<<<<
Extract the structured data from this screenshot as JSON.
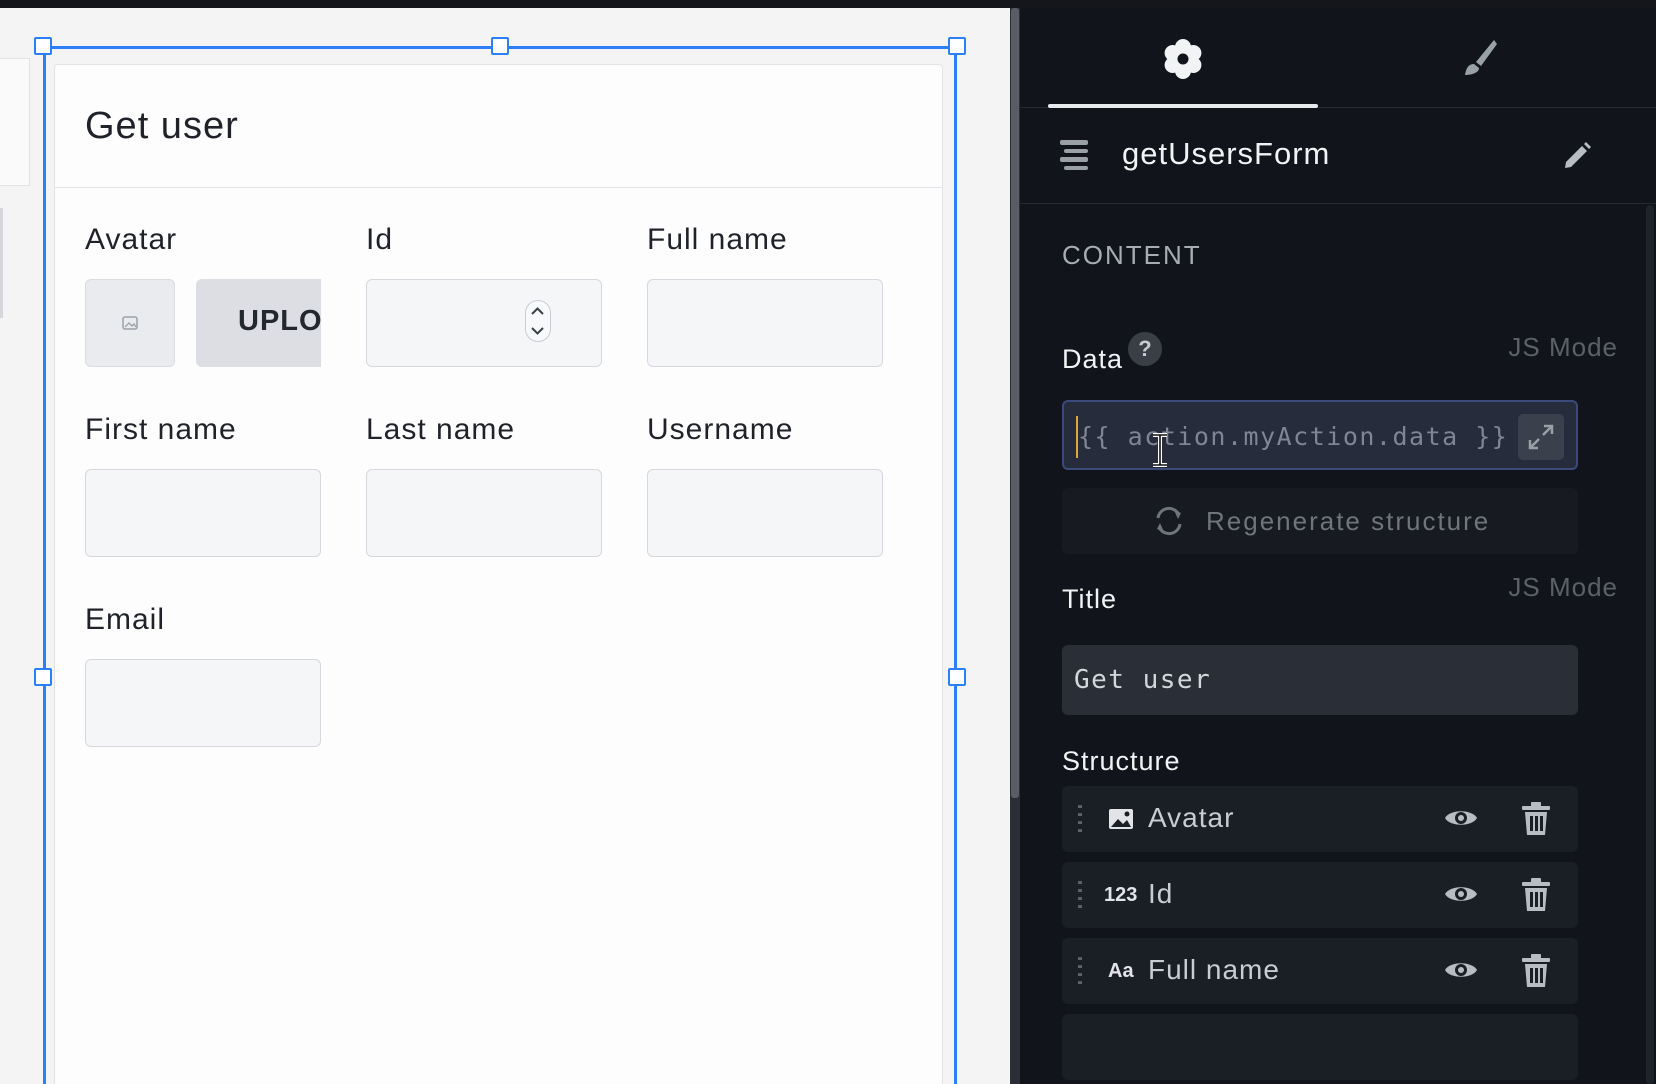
{
  "form": {
    "title": "Get user",
    "fields": {
      "avatar": {
        "label": "Avatar",
        "upload_label": "UPLOAD"
      },
      "id": {
        "label": "Id"
      },
      "full_name": {
        "label": "Full name"
      },
      "first_name": {
        "label": "First name"
      },
      "last_name": {
        "label": "Last name"
      },
      "username": {
        "label": "Username"
      },
      "email": {
        "label": "Email"
      }
    }
  },
  "panel": {
    "tabs": [
      {
        "name": "settings",
        "icon": "gear-icon",
        "active": true
      },
      {
        "name": "style",
        "icon": "brush-icon",
        "active": false
      }
    ],
    "widget_name": "getUsersForm",
    "section_title": "CONTENT",
    "data": {
      "label": "Data",
      "help": "?",
      "js_mode": "JS Mode",
      "value": "{{ action.myAction.data }}"
    },
    "regenerate_label": "Regenerate structure",
    "title_prop": {
      "label": "Title",
      "js_mode": "JS Mode",
      "value": "Get user"
    },
    "structure": {
      "label": "Structure",
      "items": [
        {
          "name": "Avatar",
          "type_icon": "image-icon"
        },
        {
          "name": "Id",
          "type_icon": "123"
        },
        {
          "name": "Full name",
          "type_icon": "Aa"
        }
      ]
    }
  },
  "colors": {
    "selection": "#2d7ff9",
    "panel_bg": "#11141a",
    "canvas_bg": "#f4f4f5"
  }
}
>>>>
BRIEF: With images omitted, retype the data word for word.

TASK OUTPUT:
Extract the structured data from this screenshot as JSON.
{
  "form": {
    "title": "Get user",
    "fields": {
      "avatar": {
        "label": "Avatar",
        "upload_label": "UPLOAD"
      },
      "id": {
        "label": "Id"
      },
      "full_name": {
        "label": "Full name"
      },
      "first_name": {
        "label": "First name"
      },
      "last_name": {
        "label": "Last name"
      },
      "username": {
        "label": "Username"
      },
      "email": {
        "label": "Email"
      }
    }
  },
  "panel": {
    "tabs": [
      {
        "name": "settings",
        "icon": "gear-icon",
        "active": true
      },
      {
        "name": "style",
        "icon": "brush-icon",
        "active": false
      }
    ],
    "widget_name": "getUsersForm",
    "section_title": "CONTENT",
    "data": {
      "label": "Data",
      "help": "?",
      "js_mode": "JS Mode",
      "value": "{{ action.myAction.data }}"
    },
    "regenerate_label": "Regenerate structure",
    "title_prop": {
      "label": "Title",
      "js_mode": "JS Mode",
      "value": "Get user"
    },
    "structure": {
      "label": "Structure",
      "items": [
        {
          "name": "Avatar",
          "type_icon": "image-icon"
        },
        {
          "name": "Id",
          "type_icon": "123"
        },
        {
          "name": "Full name",
          "type_icon": "Aa"
        }
      ]
    }
  },
  "colors": {
    "selection": "#2d7ff9",
    "panel_bg": "#11141a",
    "canvas_bg": "#f4f4f5"
  }
}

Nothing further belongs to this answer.